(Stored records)
==*==
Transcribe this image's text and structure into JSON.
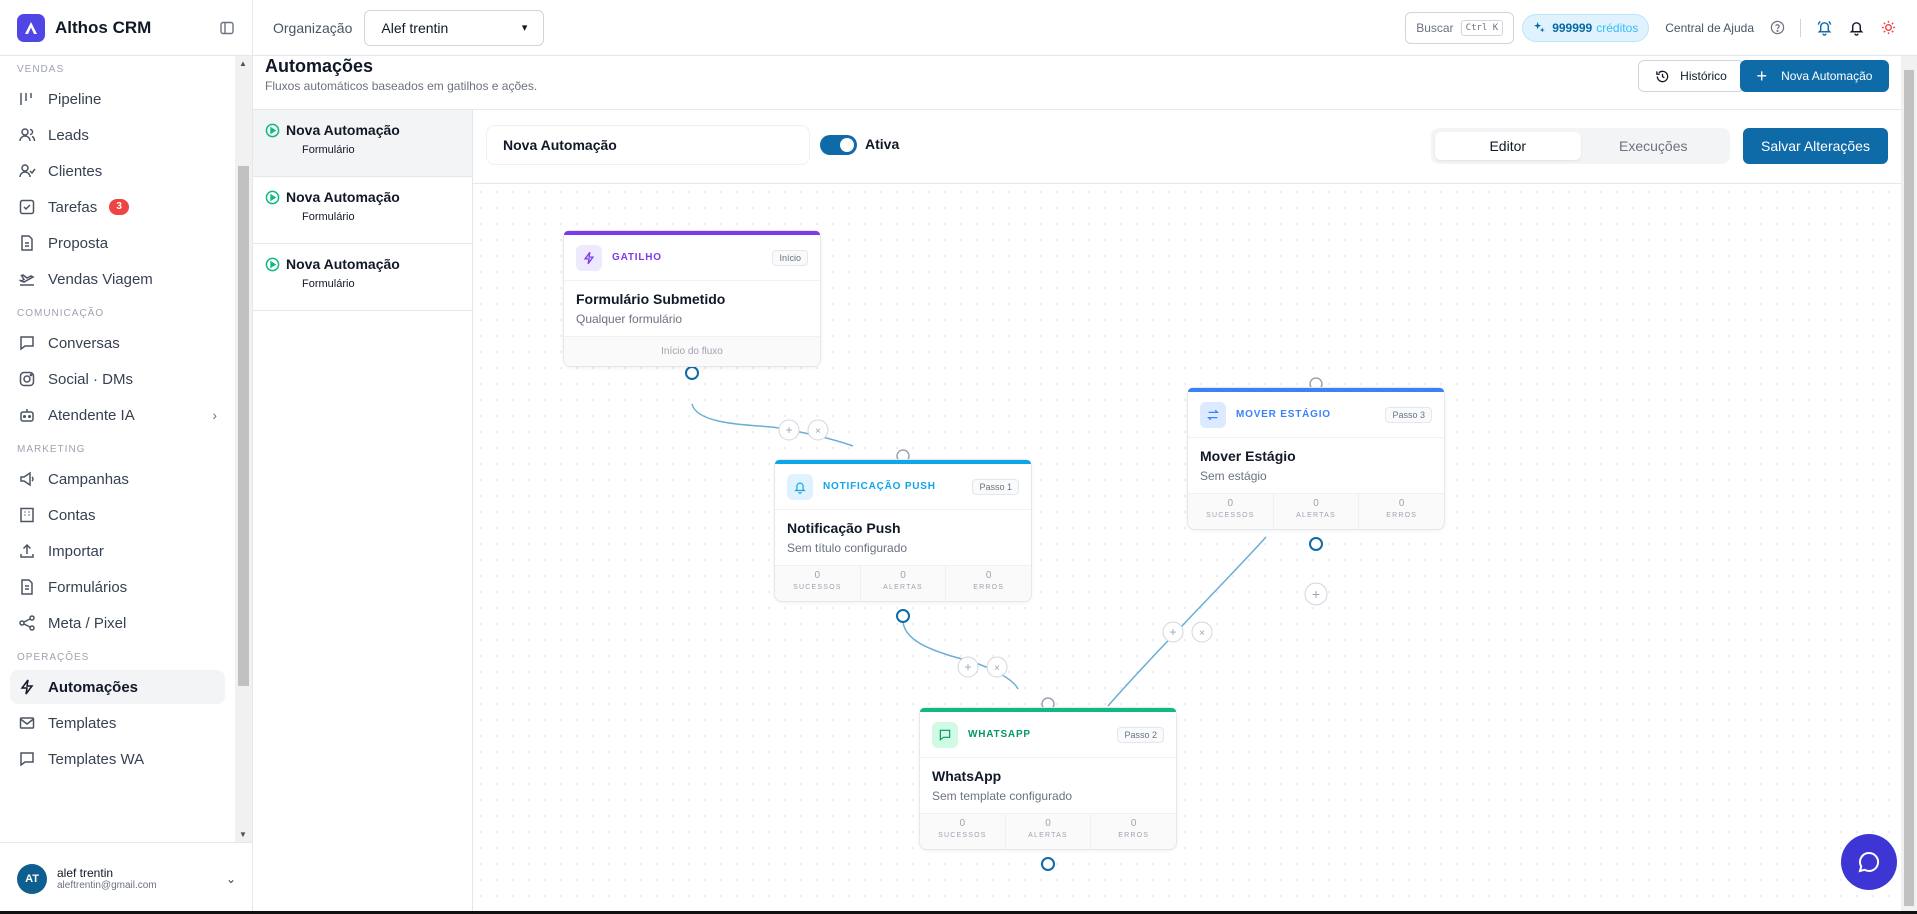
{
  "brand": {
    "name": "Althos CRM"
  },
  "topbar": {
    "org_label": "Organização",
    "org_value": "Alef trentin",
    "search_label": "Buscar",
    "search_kbd": "Ctrl K",
    "credits_value": "999999",
    "credits_label": "créditos",
    "help_label": "Central de Ajuda"
  },
  "sidebar": {
    "sections": {
      "vendas": "VENDAS",
      "comunicacao": "COMUNICAÇÃO",
      "marketing": "MARKETING",
      "operacoes": "OPERAÇÕES"
    },
    "items": {
      "pipeline": "Pipeline",
      "leads": "Leads",
      "clientes": "Clientes",
      "tarefas": "Tarefas",
      "tarefas_badge": "3",
      "proposta": "Proposta",
      "vendas_viagem": "Vendas Viagem",
      "conversas": "Conversas",
      "social": "Social · DMs",
      "atendente": "Atendente IA",
      "campanhas": "Campanhas",
      "contas": "Contas",
      "importar": "Importar",
      "formularios": "Formulários",
      "meta": "Meta / Pixel",
      "automacoes": "Automações",
      "templates": "Templates",
      "templates_wa": "Templates WA"
    },
    "user": {
      "initials": "AT",
      "name": "alef trentin",
      "email": "aleftrentin@gmail.com"
    }
  },
  "page": {
    "title": "Automações",
    "subtitle": "Fluxos automáticos baseados em gatilhos e ações.",
    "history_label": "Histórico",
    "new_label": "Nova Automação"
  },
  "automations": [
    {
      "name": "Nova Automação",
      "tag": "Formulário"
    },
    {
      "name": "Nova Automação",
      "tag": "Formulário"
    },
    {
      "name": "Nova Automação",
      "tag": "Formulário"
    }
  ],
  "editor": {
    "name_value": "Nova Automação",
    "toggle_label": "Ativa",
    "tab_editor": "Editor",
    "tab_exec": "Execuções",
    "save_label": "Salvar Alterações"
  },
  "nodes": {
    "trigger": {
      "type": "GATILHO",
      "step": "Início",
      "title": "Formulário Submetido",
      "desc": "Qualquer formulário",
      "foot": "Início do fluxo"
    },
    "push": {
      "type": "NOTIFICAÇÃO PUSH",
      "step": "Passo 1",
      "title": "Notificação Push",
      "desc": "Sem título configurado"
    },
    "whatsapp": {
      "type": "WHATSAPP",
      "step": "Passo 2",
      "title": "WhatsApp",
      "desc": "Sem template configurado"
    },
    "move": {
      "type": "MOVER ESTÁGIO",
      "step": "Passo 3",
      "title": "Mover Estágio",
      "desc": "Sem estágio"
    }
  },
  "stats": {
    "success": "SUCESSOS",
    "alerts": "ALERTAS",
    "errors": "ERROS",
    "zero": "0"
  },
  "colors": {
    "accent": "#0e6ba8",
    "trigger": "#7c3aed",
    "push": "#0ea5e9",
    "whatsapp": "#10b981",
    "move": "#3b82f6"
  }
}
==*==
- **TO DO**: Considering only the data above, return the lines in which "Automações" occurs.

- **RESULT**:
      "automacoes": "Automações",
    "title": "Automações",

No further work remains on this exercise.